The bellows of the Dao has been burning a lot of people lately in order to forge a new world. Not in the sense of there being a huge uptick in the material suffering of people. But the political process has whipped a lot of people into a frenzy of fear about what the new president will bring. They are afraid that Latinos, blacks, gays, Muslims, women, etc, are about to be horribly abused by a Republican party triumphant. To some extent, this may happen. But to a large extent I think that this is just a chimera that was created by the Democrats in order to win their election. (After all, in a lot of ways these people's lives were pretty crappy under the Democrats too.) They lost, but unfortunately the fear that they were counting on to fuel victory lives on after November 8th.

There are lot of Daos, some of which are dark and awful. One of them is the Dao of torture. People who have studied it realize that the worst part of torture is often not the torture itself, but rather people's fear of it. In medieval "jurisprudence" prisoners were usually "shown the implements of torture" before they were tortured, and offered an opportunity to confess first. This was done because the judges knew that if you whipped up people's anticipation, you could get a lot more confessions than if you just started out with the torture from the get go. Similarly, the military and secret services torture their own people in order to prepare them in case of capture by an enemy. This dramatically increases their ability to resist.

Unfortunately, the Clinton election campaign did such an effective job of raising voter's fears of a Trump presidency that a huge fraction of the public is now in a state of tremendous panic. Not only is this damaging to individual people's psyche, it is also tremendously counter-productive from a political point of view. The net result of all this "Chicken Little-ism" is going to be that the bar will have been lowered so far for Trump that people will think he is a success if he doesn't round people up in concentration camps, cancel all future elections, or, totally trash the economy.

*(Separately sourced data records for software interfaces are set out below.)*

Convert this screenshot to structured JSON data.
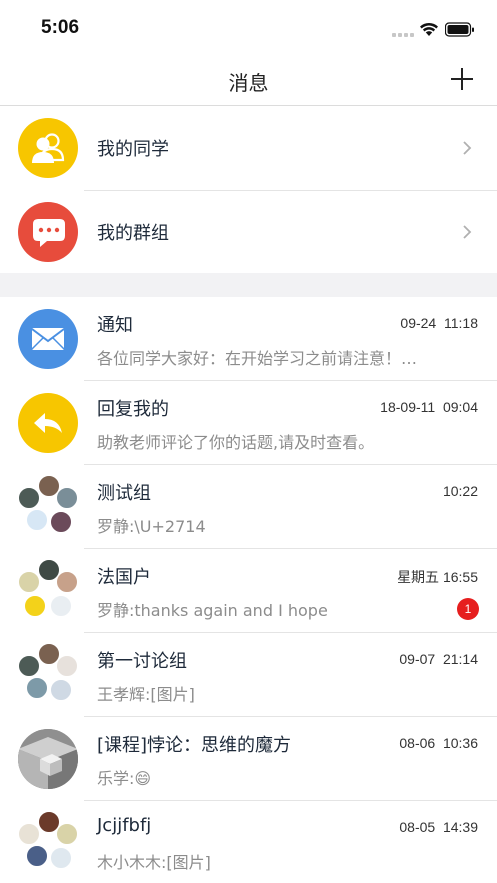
{
  "status_bar": {
    "time": "5:06"
  },
  "nav": {
    "title": "消息"
  },
  "shortcuts": [
    {
      "label": "我的同学",
      "icon": "classmates-icon",
      "color": "#f7c600"
    },
    {
      "label": "我的群组",
      "icon": "chat-bubbles-icon",
      "color": "#e74c3c"
    }
  ],
  "messages": [
    {
      "title": "通知",
      "time": "09-24  11:18",
      "preview": "各位同学大家好：在开始学习之前请注意！…",
      "avatar": "envelope-icon",
      "color": "#4a90e2"
    },
    {
      "title": "回复我的",
      "time": "18-09-11  09:04",
      "preview": "助教老师评论了你的话题,请及时查看。",
      "avatar": "reply-arrow-icon",
      "color": "#f7c600"
    },
    {
      "title": "测试组",
      "time": "10:22",
      "preview": "罗静:\\U+2714",
      "avatar": "group-avatar"
    },
    {
      "title": "法国户",
      "time": "星期五 16:55",
      "preview": "罗静:thanks again and I hope",
      "badge": "1",
      "avatar": "group-avatar"
    },
    {
      "title": "第一讨论组",
      "time": "09-07  21:14",
      "preview": "王孝辉:[图片]",
      "avatar": "group-avatar"
    },
    {
      "title": "[课程]悖论：思维的魔方",
      "time": "08-06  10:36",
      "preview": "乐学:😄",
      "avatar": "course-cube-avatar"
    },
    {
      "title": "Jcjjfbfj",
      "time": "08-05  14:39",
      "preview": "木小木木:[图片]",
      "avatar": "group-avatar"
    }
  ]
}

The solutions to this problem are the same that the Daoists learned thousands of years ago when they had to deal with supreme autocrats who held ordinary people's lives in the palms of their hands. Hold onto the One---try to understand the subtle processes that govern the world around us. And practice mind fasting---learn how your mind operates so you can exert some control over it. In both cases, use the knowledge you have gained to find a little bit of personal peace---even if it is nothing more than realizing that we are nothing more than leaves floating down a stream.